• _Problem details_
From the entries, copy each line that includes "appsettings".

Data about app and page elements
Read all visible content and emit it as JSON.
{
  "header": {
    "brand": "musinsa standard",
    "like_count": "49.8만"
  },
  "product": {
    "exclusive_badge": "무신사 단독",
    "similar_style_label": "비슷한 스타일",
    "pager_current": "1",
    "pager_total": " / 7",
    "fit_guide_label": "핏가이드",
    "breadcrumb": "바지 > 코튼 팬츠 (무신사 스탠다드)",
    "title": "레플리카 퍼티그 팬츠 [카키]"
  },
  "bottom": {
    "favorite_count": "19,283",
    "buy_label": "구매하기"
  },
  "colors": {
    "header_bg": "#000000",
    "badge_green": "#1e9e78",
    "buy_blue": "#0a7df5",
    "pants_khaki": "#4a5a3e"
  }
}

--

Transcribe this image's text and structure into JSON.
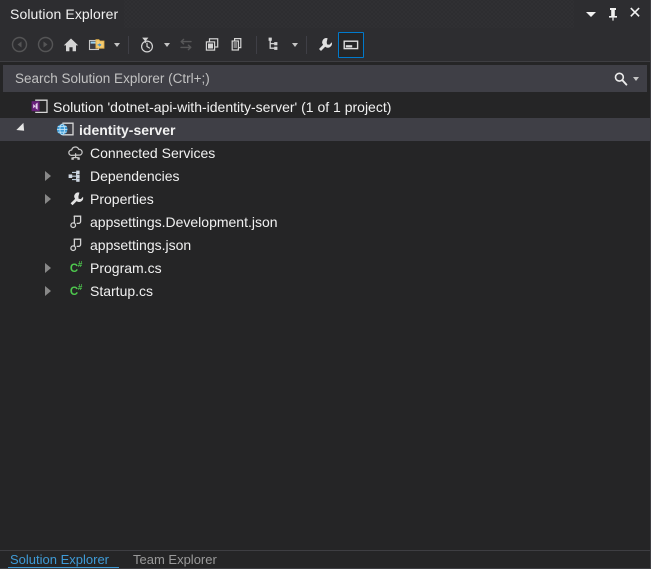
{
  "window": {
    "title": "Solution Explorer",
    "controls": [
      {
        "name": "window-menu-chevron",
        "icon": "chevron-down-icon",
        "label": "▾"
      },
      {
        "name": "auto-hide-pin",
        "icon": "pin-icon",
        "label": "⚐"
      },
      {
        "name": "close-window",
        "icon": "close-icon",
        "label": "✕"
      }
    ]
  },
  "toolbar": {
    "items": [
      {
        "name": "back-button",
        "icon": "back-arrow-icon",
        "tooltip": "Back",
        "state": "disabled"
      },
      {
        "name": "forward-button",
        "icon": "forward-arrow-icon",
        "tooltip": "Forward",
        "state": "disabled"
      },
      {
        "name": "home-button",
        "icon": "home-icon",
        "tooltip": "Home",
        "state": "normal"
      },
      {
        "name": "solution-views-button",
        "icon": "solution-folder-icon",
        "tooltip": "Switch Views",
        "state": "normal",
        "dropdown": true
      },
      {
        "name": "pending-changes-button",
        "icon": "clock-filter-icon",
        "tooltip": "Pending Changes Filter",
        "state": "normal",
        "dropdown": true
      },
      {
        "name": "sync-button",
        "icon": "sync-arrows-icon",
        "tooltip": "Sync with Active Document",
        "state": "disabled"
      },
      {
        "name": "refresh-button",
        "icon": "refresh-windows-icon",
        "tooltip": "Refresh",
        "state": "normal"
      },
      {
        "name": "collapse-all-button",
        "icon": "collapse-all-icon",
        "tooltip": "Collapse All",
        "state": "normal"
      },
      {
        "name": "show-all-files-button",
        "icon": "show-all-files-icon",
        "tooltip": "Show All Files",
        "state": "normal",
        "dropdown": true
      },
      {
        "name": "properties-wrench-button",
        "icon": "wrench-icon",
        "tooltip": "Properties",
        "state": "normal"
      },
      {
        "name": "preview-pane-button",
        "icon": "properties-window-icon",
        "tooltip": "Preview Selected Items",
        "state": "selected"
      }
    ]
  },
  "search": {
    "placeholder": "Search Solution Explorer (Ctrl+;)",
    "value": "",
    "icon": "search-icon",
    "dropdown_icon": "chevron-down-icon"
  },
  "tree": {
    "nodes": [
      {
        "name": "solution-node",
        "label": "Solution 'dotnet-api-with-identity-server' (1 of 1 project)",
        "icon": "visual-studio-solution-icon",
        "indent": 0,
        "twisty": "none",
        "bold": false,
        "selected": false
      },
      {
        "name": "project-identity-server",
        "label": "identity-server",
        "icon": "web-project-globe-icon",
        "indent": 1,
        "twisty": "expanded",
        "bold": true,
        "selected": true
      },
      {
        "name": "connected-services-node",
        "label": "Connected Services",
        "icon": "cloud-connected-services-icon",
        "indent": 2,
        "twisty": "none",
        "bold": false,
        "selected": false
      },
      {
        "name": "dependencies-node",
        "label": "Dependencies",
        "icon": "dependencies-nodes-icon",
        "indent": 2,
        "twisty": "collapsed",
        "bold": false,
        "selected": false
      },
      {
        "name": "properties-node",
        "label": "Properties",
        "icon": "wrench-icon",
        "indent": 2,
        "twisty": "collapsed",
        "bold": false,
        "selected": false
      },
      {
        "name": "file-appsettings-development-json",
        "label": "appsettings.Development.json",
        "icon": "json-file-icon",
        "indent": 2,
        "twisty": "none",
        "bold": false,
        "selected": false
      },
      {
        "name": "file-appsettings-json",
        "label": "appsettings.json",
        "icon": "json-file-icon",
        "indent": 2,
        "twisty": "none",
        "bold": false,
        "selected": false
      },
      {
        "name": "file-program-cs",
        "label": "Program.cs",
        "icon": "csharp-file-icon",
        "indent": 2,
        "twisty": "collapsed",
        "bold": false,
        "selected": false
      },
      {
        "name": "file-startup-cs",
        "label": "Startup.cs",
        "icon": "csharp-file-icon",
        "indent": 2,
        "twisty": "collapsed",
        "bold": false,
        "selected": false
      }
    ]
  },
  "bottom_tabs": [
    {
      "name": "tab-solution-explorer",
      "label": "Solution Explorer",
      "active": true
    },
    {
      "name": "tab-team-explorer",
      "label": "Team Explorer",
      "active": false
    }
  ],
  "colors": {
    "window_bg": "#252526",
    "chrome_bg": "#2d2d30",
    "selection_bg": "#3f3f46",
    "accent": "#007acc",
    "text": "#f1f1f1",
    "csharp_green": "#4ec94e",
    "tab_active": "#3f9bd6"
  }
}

• _Expected output_
        "name": "file-appsettings-development-json",
        "label": "appsettings.Development.json",
        "name": "file-appsettings-json",
        "label": "appsettings.json",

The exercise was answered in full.